October 10, 2003


Iraq Math: Visible Gains Minus Losses (IAN FISHER, 10/10/03, NY Times)

[T]he events of today underscored the limits of the huge American effort here, illustrating how the steady beat of violence and uncertainty overshadows many of the very real American advances here.

That mixed record is reflected in the view of many Iraqis. They believe that the United States has, in fact, made Iraq better than under Mr. Hussein but that American promises, so far, have been greater than what has been delivered. [...]

In his news conference, Mr. Bremer listed what he called America's achievements (although many of his comparisons were from immediately after the war, when services were far worse than before it began): 40,000 police officers on the streets; 13,000 new reconstruction projects; more electricity generated now than before the war; 1,500 schools renovated; 22 million vaccinations; 4,900 Internet connections รณ not to mention freedom of speech, virtually nonexistent under Mr. Hussein, and an end to torture, which was commonplace.

"I am optimistic," Mr. Bremer said. "We have made an enormous amount of progress here in six months, more than I think anybody could have safely predicted, in many places beyond what our plan was."

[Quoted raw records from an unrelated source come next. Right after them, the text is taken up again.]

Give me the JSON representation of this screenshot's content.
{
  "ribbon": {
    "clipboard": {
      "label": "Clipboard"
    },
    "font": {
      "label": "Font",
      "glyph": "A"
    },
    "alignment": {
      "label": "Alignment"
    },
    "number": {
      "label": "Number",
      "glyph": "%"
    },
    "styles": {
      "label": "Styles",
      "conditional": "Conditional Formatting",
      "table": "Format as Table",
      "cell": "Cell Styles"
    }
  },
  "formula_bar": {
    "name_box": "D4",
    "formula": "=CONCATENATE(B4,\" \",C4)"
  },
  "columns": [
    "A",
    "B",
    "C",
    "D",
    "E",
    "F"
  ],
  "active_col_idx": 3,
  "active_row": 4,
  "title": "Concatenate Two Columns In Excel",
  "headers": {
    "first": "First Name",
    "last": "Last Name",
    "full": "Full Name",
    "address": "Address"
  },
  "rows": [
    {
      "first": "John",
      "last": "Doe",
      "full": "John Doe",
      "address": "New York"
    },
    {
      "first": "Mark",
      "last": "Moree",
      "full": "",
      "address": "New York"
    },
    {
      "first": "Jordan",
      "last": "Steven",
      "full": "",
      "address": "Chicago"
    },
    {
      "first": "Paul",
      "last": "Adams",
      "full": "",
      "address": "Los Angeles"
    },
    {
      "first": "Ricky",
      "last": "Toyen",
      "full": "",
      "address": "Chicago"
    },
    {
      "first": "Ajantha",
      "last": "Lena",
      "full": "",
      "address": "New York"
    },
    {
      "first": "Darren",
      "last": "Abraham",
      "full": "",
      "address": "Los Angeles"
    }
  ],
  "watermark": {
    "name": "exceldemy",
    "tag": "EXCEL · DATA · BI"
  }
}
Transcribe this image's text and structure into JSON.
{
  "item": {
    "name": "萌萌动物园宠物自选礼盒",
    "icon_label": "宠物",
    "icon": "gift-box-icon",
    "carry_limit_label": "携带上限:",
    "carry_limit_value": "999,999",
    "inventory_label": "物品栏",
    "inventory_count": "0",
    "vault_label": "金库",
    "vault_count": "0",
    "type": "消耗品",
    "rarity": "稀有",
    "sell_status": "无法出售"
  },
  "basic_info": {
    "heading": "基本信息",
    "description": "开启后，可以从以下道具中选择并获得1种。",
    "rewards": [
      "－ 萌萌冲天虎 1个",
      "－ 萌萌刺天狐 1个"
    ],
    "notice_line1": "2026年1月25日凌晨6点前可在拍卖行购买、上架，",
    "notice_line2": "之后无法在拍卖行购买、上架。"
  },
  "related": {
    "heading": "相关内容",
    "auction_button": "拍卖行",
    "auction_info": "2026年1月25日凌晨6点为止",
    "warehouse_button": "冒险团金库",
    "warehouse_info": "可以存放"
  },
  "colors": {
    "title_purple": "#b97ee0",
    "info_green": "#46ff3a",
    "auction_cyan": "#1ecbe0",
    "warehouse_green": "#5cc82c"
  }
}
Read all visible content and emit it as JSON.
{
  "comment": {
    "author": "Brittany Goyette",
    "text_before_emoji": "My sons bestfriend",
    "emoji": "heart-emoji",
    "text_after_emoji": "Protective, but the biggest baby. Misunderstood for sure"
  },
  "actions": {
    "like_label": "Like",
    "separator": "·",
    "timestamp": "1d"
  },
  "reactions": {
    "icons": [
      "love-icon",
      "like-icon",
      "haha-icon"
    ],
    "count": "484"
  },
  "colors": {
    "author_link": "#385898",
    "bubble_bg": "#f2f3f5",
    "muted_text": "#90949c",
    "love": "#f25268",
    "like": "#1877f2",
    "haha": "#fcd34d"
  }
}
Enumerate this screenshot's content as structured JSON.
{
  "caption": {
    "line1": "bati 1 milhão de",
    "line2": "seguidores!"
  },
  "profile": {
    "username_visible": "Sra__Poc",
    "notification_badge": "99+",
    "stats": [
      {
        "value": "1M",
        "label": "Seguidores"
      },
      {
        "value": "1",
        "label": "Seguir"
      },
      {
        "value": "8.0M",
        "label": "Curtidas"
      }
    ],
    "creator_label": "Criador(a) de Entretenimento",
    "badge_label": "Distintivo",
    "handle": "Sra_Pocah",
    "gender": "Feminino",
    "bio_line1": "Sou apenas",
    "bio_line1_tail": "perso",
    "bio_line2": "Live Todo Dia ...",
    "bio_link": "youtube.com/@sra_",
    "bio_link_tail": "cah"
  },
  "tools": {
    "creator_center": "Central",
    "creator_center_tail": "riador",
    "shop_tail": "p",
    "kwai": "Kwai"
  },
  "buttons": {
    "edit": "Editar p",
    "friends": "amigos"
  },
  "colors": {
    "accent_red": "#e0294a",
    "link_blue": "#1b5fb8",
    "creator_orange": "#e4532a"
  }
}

The changes are visible. The streets are cleaner. Shops are flooded with goods pouring into Iraq now that the borders are open again. Those who have jobs -- and tens of thousands are working for the Americans, directly or indirectly -- are largely paid better than they were.

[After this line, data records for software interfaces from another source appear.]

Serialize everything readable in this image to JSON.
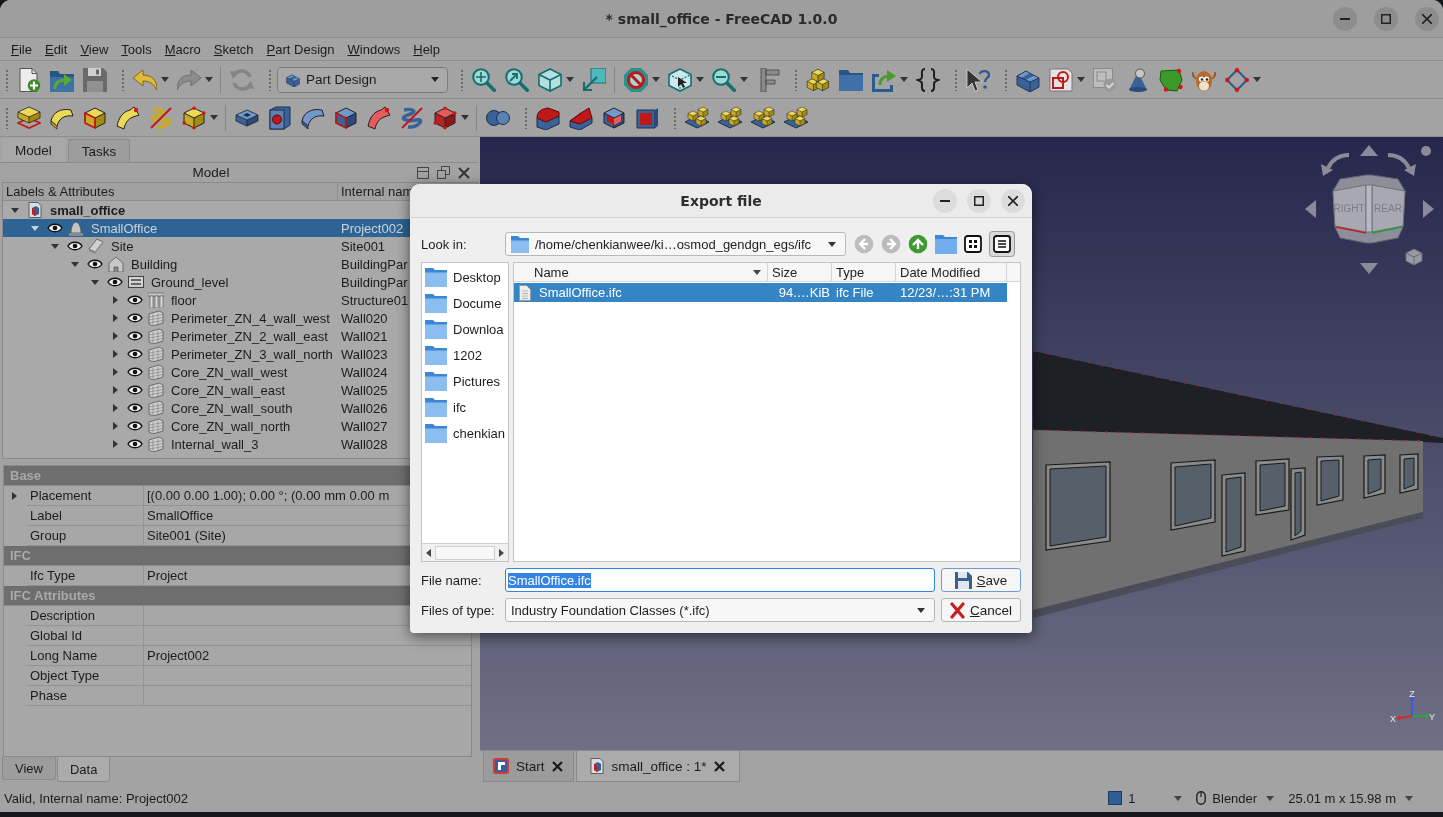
{
  "window": {
    "title": "* small_office - FreeCAD 1.0.0"
  },
  "menu": [
    "File",
    "Edit",
    "View",
    "Tools",
    "Macro",
    "Sketch",
    "Part Design",
    "Windows",
    "Help"
  ],
  "toolbar": {
    "undo": {
      "disabled": false
    },
    "redo": {
      "disabled": true
    },
    "refresh": {
      "disabled": true
    },
    "workbench": "Part Design"
  },
  "combo_view": {
    "tabs": [
      {
        "label": "Model",
        "selected": true
      },
      {
        "label": "Tasks",
        "selected": false
      }
    ],
    "title": "Model",
    "tree": {
      "columns": [
        "Labels & Attributes",
        "Internal nam"
      ],
      "items": [
        {
          "label": "small_office",
          "kind": "document",
          "expanded": true,
          "selected": false,
          "children": [
            {
              "label": "SmallOffice",
              "internal_name": "Project002",
              "kind": "project",
              "visible": true,
              "expanded": true,
              "selected": true,
              "children": [
                {
                  "label": "Site",
                  "internal_name": "Site001",
                  "kind": "site",
                  "visible": true,
                  "expanded": true,
                  "selected": false,
                  "children": [
                    {
                      "label": "Building",
                      "internal_name": "BuildingPar",
                      "kind": "building",
                      "visible": true,
                      "expanded": true,
                      "selected": false,
                      "children": [
                        {
                          "label": "Ground_level",
                          "internal_name": "BuildingPar",
                          "kind": "level",
                          "visible": true,
                          "expanded": true,
                          "selected": false,
                          "children": [
                            {
                              "label": "floor",
                              "internal_name": "Structure01",
                              "kind": "structure",
                              "visible": true,
                              "expanded": false,
                              "selected": false
                            },
                            {
                              "label": "Perimeter_ZN_4_wall_west",
                              "internal_name": "Wall020",
                              "kind": "wall",
                              "visible": true,
                              "expanded": false,
                              "selected": false
                            },
                            {
                              "label": "Perimeter_ZN_2_wall_east",
                              "internal_name": "Wall021",
                              "kind": "wall",
                              "visible": true,
                              "expanded": false,
                              "selected": false
                            },
                            {
                              "label": "Perimeter_ZN_3_wall_north",
                              "internal_name": "Wall023",
                              "kind": "wall",
                              "visible": true,
                              "expanded": false,
                              "selected": false
                            },
                            {
                              "label": "Core_ZN_wall_west",
                              "internal_name": "Wall024",
                              "kind": "wall",
                              "visible": true,
                              "expanded": false,
                              "selected": false
                            },
                            {
                              "label": "Core_ZN_wall_east",
                              "internal_name": "Wall025",
                              "kind": "wall",
                              "visible": true,
                              "expanded": false,
                              "selected": false
                            },
                            {
                              "label": "Core_ZN_wall_south",
                              "internal_name": "Wall026",
                              "kind": "wall",
                              "visible": true,
                              "expanded": false,
                              "selected": false
                            },
                            {
                              "label": "Core_ZN_wall_north",
                              "internal_name": "Wall027",
                              "kind": "wall",
                              "visible": true,
                              "expanded": false,
                              "selected": false
                            },
                            {
                              "label": "Internal_wall_3",
                              "internal_name": "Wall028",
                              "kind": "wall",
                              "visible": true,
                              "expanded": false,
                              "selected": false
                            }
                          ]
                        }
                      ]
                    }
                  ]
                }
              ]
            }
          ]
        }
      ]
    }
  },
  "properties": {
    "groups": [
      {
        "name": "Base",
        "properties": [
          {
            "name": "Placement",
            "value": "[(0.00 0.00 1.00); 0.00 °; (0.00 mm 0.00 m",
            "expanded": false
          },
          {
            "name": "Label",
            "value": "SmallOffice"
          },
          {
            "name": "Group",
            "value": "Site001 (Site)"
          }
        ]
      },
      {
        "name": "IFC",
        "properties": [
          {
            "name": "Ifc Type",
            "value": "Project"
          }
        ]
      },
      {
        "name": "IFC Attributes",
        "properties": [
          {
            "name": "Description"
          },
          {
            "name": "Global Id"
          },
          {
            "name": "Long Name",
            "value": "Project002"
          },
          {
            "name": "Object Type"
          },
          {
            "name": "Phase"
          }
        ]
      }
    ],
    "tabs": [
      {
        "label": "View",
        "selected": false
      },
      {
        "label": "Data",
        "selected": true
      }
    ]
  },
  "viewport": {
    "navigation_cube": {
      "faces": [
        "RIGHT",
        "REAR"
      ]
    },
    "axes": [
      {
        "label": "X",
        "color": "#d42a2a"
      },
      {
        "label": "Y",
        "color": "#2aa83a"
      },
      {
        "label": "Z",
        "color": "#3a5ae0"
      }
    ]
  },
  "document_tabs": [
    {
      "label": "Start",
      "kind": "start",
      "selected": false
    },
    {
      "label": "small_office : 1*",
      "kind": "document",
      "selected": true
    }
  ],
  "status_bar": {
    "message": "Valid, Internal name: Project002",
    "items": [
      {
        "text": "1",
        "kind": "square"
      },
      {
        "text": "Blender",
        "kind": "mouse"
      },
      {
        "text": "25.01 m x 15.98 m",
        "kind": "plain"
      }
    ]
  },
  "dialog": {
    "title": "Export file",
    "look_in_label": "Look in:",
    "path": "/home/chenkianwee/ki…osmod_gendgn_egs/ifc",
    "nav_buttons": [
      {
        "disabled": true
      },
      {
        "disabled": true
      },
      {
        "disabled": false
      }
    ],
    "view_buttons": [
      {
        "selected": false
      },
      {
        "selected": true
      }
    ],
    "places": [
      "Desktop",
      "Docume",
      "Downloa",
      "1202",
      "Pictures",
      "ifc",
      "chenkian"
    ],
    "columns": [
      "Name",
      "Size",
      "Type",
      "Date Modified"
    ],
    "files": [
      {
        "name": "SmallOffice.ifc",
        "size": "94.…KiB",
        "type": "ifc File",
        "date_modified": "12/23/…:31 PM",
        "selected": true
      }
    ],
    "file_name_label": "File name:",
    "file_name": {
      "value": "SmallOffice.ifc",
      "selected": true
    },
    "file_type_label": "Files of type:",
    "file_type": "Industry Foundation Classes (*.ifc)",
    "buttons": [
      {
        "label": "Save",
        "kind": "save"
      },
      {
        "label": "Cancel",
        "kind": "cancel"
      }
    ]
  }
}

But as the attack on Thursday again showed, there is another list of statistics: 92 American soldiers killed in combat since President Bush declared major hostilities over in May; nearly 100 dead at a suicide bombing at a Shiite shrine in Najaf; 22 dead at a bombing at the United Nations headquarters here; at least 17 dead in a bombing at the Jordanian Embassy.

Something interesting seems to have happened at the Times. Mr. Fisher, whose story on Shi'ite pilgrims and their relatively good interactions with US troops we noted earlier in the week, appears from his by-line to have just been rotated into Iraq in September, maybe even just in late September, and it looks like he may have been surprised not to find a complete disaster there or else just went in with an open mind and found both positives and negatives to report. At any rate, it's worth watching to see if they may have a frontline correspondent who's going to provide balanced, sometimes even upbeat coverage. Given that all of America's opinion makers rely on the Times, a more positive angle on Iraq in its pages really does matter.


Iraqi Army Takes Shape as Recruits End Training
(IAN FISHER, October 5, 2003, NY Times)

Posted by Orrin Judd at October 10, 2003 12:08 AM

A very perspicacious observation, Orrin.

Posted by: Paul Cella at October 10, 2003 8:51 AM